Strength in markets for most major agricultural commodities has led to higher prices and expanded profit opportunities across the sector in recent months. Together with robust financial support from government aid programs related to the pandemic, conditions have led to a rapid improvement in farm finances. While prospects for the cattle industry have strengthened less substantially and drought continued to stress producers in many areas of the country, the overall outlook for farm income and credit conditions remained significantly improved from recent years.
First Quarter Federal Reserve District Ag Credit Surveys
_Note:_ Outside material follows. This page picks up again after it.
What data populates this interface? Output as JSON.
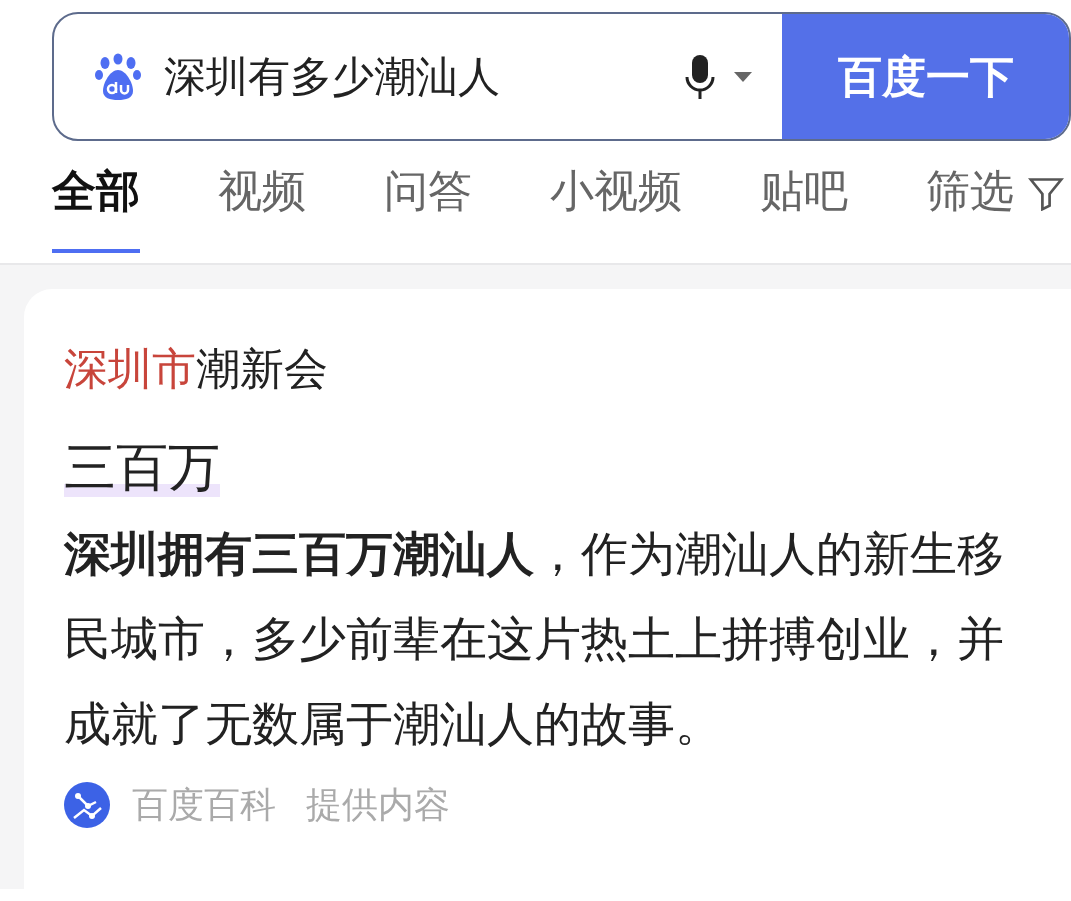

Farm loan repayment rates increased rapidly across the bulk of farm country in the first quarter. In aggregate, survey respondents reported an increase in the rate of loan repayment for the second consecutive quarter in most regions (Chart 1). Repayment rates improved for the first time since 2014 in the Dallas District, and were higher across all areas in the same quarter for the first time since 2013.
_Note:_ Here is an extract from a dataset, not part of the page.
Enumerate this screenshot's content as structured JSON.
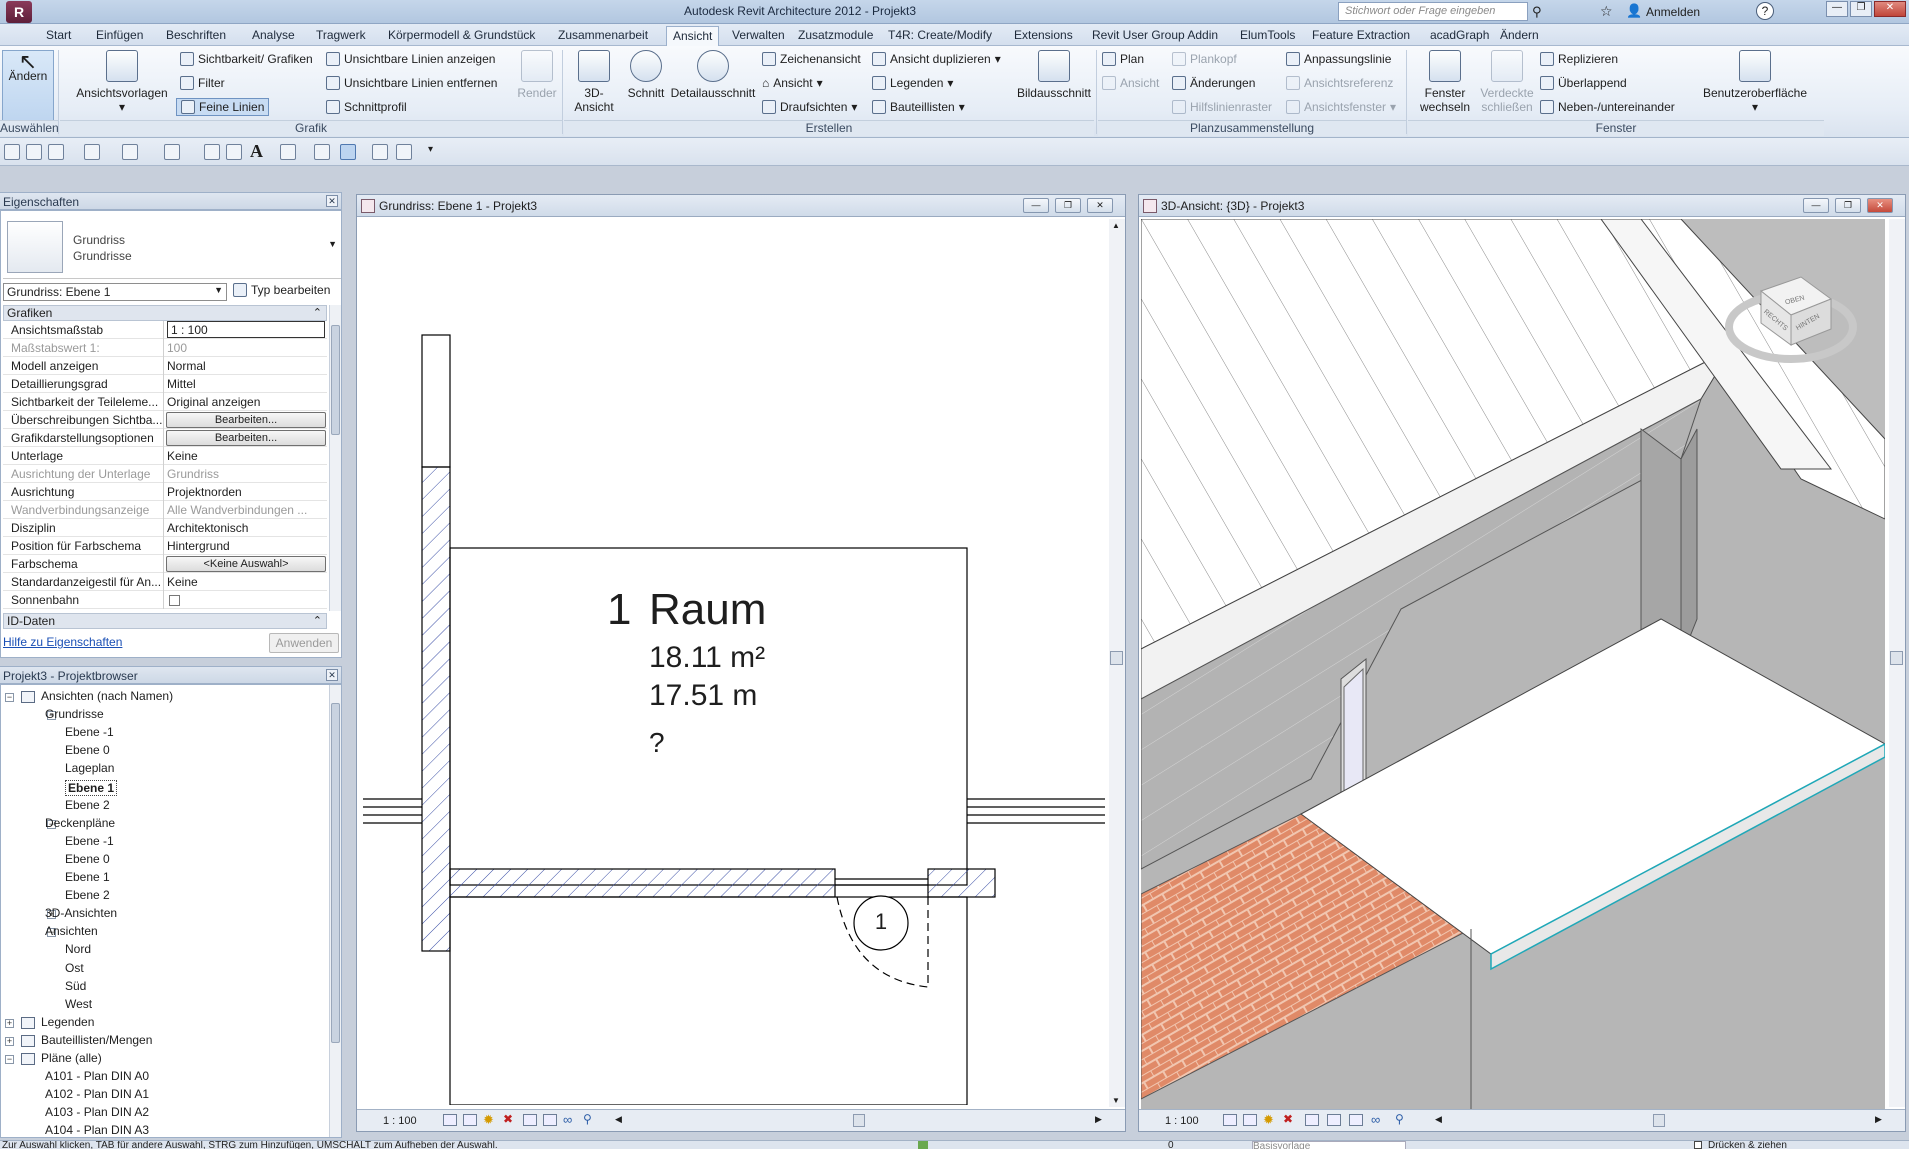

Demand for farm loans remained dampened while renewal and extension activity dropped considerably in some areas. Farm loan demand declined at a modest pace in all Districts except St. Louis and instances of renewals or extensions were lower than a year ago across all regions (Chart 2). Demand for loans dropped at a slightly faster pace in the Chicago and Minneapolis Districts than others.
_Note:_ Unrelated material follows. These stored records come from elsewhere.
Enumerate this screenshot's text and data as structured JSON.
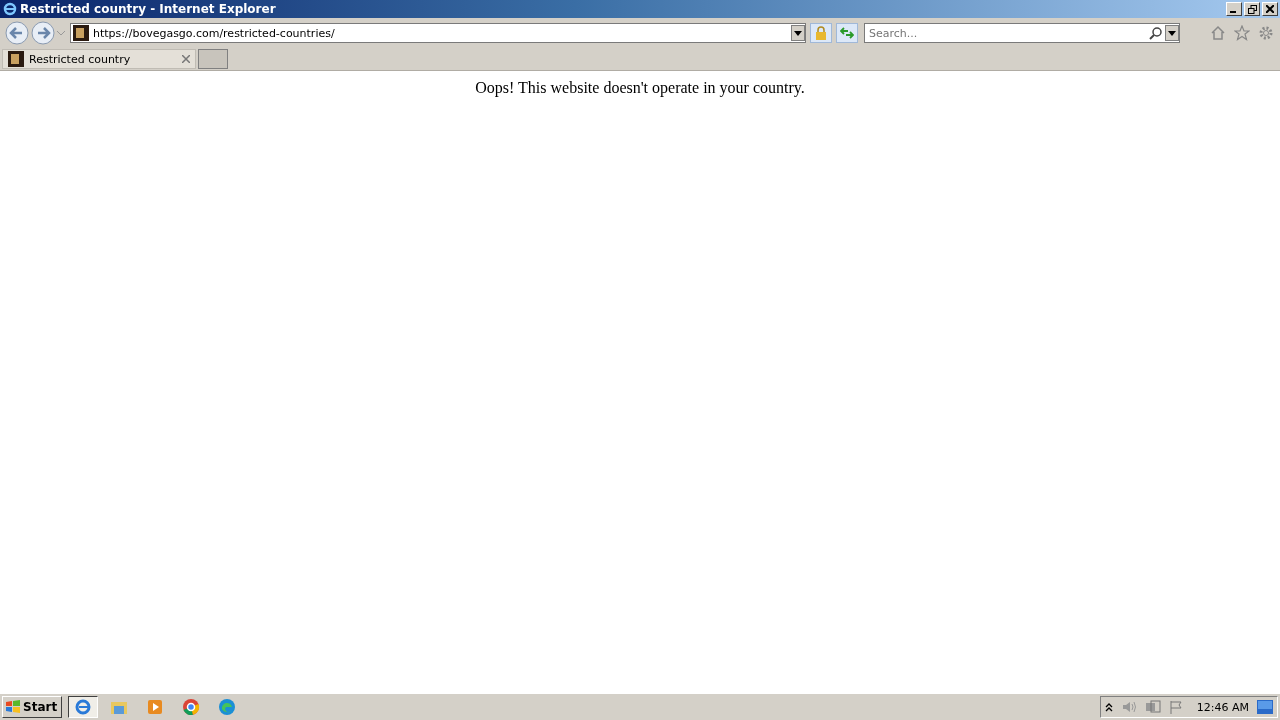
{
  "window": {
    "title": "Restricted country - Internet Explorer"
  },
  "address": {
    "url": "https://bovegasgo.com/restricted-countries/"
  },
  "search": {
    "placeholder": "Search..."
  },
  "tabs": [
    {
      "label": "Restricted country",
      "selected": true
    }
  ],
  "page": {
    "message": "Oops! This website doesn't operate in your country."
  },
  "taskbar": {
    "start": "Start",
    "apps": [
      {
        "kind": "ie",
        "selected": true
      },
      {
        "kind": "explorer",
        "selected": false
      },
      {
        "kind": "media",
        "selected": false
      },
      {
        "kind": "chrome",
        "selected": false
      },
      {
        "kind": "edge",
        "selected": false
      }
    ],
    "clock": "12:46 AM"
  }
}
Contributing to the improvement in credit conditions, farm income also strengthened rapidly. Respondents across all participating Districts reported higher incomes than a year ago for the second consecutive quarter (Chart 3). Following multiple years of steady deterioration, around 70% of all participating bankers reported that farm income was higher than a year ago.
Average interest rates on farm loans remained at historic lows. The average fixed rate on all types of agricultural loans was at least 40 basis points less than a year ago and at least 170 basis points less than the 20-year average across all Districts in the first quarter (Chart 4). The average rate charged for financing agricultural production remained comparably higher in the Dallas District and lower in the Chicago District.
Strength in the farm economy and low interest rates also supported farm real estate values in all regions during the first quarter. The value of nonirrigated cropland increased by 7% on average across all Districts (Chart 5). The gains in real estate values were also consistent throughout most states, with the exception of the Mountain States, where exceptional and intensifying drought has led External Linkto a less substantial improvement in financial conditions.